[Items from an interface collection]

*****

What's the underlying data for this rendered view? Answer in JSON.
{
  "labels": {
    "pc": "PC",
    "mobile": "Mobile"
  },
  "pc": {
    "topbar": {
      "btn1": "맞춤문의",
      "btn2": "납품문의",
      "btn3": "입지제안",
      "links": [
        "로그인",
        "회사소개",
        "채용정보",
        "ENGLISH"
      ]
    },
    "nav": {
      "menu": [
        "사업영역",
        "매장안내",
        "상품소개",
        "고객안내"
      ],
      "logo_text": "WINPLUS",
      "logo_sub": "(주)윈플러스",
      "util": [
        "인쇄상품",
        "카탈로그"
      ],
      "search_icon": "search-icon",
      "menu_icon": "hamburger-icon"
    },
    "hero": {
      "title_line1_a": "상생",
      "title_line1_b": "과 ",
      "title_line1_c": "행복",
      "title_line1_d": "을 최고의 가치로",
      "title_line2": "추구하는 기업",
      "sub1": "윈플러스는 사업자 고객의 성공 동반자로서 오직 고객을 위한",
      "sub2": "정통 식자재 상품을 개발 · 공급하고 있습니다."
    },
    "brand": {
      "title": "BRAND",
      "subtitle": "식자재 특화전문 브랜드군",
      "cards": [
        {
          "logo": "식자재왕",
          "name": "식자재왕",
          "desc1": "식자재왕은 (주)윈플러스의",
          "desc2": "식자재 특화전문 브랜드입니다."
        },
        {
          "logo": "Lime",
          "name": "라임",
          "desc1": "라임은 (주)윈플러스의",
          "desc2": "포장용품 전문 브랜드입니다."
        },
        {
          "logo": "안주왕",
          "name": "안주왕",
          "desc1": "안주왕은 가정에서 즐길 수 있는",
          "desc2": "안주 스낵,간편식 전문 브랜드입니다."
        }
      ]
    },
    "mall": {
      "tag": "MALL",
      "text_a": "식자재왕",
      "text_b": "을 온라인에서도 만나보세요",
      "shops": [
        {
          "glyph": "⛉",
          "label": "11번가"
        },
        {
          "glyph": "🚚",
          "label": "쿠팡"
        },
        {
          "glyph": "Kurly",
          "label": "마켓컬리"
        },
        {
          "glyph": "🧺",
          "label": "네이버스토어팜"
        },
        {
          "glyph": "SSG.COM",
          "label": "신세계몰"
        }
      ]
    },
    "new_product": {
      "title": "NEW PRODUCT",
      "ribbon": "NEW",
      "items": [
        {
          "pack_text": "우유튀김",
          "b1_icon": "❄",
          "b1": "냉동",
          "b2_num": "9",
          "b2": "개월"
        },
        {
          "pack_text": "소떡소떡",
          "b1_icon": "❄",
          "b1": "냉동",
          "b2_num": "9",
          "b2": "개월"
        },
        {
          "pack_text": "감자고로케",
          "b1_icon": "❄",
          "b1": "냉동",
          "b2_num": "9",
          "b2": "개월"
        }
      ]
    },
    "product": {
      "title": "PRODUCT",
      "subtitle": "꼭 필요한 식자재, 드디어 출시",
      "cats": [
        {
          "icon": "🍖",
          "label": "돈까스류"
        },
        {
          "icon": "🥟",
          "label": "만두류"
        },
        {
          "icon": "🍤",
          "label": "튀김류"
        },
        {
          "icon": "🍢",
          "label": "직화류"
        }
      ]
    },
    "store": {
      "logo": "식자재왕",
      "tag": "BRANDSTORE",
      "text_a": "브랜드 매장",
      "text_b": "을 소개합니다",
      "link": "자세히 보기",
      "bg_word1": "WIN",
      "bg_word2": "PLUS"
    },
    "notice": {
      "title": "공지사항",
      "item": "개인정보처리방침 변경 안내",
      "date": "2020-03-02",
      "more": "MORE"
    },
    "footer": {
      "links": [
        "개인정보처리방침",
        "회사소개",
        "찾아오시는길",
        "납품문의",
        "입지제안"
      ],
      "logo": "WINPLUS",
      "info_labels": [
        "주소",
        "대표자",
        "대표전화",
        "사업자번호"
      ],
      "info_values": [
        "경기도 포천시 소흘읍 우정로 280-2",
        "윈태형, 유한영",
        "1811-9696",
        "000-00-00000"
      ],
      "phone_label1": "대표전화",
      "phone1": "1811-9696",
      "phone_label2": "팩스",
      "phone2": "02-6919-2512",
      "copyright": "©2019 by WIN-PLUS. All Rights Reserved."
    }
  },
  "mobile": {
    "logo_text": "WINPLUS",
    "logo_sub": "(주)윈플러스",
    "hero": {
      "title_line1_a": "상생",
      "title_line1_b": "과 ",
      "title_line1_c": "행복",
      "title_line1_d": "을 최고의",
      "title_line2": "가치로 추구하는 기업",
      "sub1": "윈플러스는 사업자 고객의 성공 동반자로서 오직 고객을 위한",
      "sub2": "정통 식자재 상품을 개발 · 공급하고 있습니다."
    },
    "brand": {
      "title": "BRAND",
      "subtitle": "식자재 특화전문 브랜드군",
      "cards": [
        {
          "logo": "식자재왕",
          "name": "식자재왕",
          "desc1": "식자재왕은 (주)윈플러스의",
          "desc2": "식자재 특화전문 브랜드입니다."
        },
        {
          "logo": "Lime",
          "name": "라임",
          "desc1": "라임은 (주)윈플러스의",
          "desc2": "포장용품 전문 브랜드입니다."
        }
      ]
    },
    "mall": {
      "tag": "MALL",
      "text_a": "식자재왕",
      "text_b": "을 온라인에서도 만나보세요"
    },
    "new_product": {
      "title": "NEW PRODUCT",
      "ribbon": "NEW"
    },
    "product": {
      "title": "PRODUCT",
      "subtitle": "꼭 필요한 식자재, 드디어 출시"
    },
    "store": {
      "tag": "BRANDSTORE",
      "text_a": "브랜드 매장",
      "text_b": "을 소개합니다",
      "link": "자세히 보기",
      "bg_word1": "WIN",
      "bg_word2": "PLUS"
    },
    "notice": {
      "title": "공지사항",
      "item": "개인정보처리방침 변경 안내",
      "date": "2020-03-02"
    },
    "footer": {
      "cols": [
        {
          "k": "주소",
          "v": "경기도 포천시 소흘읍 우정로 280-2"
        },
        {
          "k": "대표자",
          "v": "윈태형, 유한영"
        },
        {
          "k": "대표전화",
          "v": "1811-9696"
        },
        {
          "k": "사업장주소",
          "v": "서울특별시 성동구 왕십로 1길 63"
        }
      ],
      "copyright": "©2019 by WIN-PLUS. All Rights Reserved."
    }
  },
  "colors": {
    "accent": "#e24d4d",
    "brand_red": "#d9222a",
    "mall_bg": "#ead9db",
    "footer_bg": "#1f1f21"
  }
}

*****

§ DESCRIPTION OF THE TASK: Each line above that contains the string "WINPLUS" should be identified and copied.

§ ANSWER TO THE EXERCISE:
      "logo_text": "WINPLUS",
      "logo": "WINPLUS",
    "logo_text": "WINPLUS",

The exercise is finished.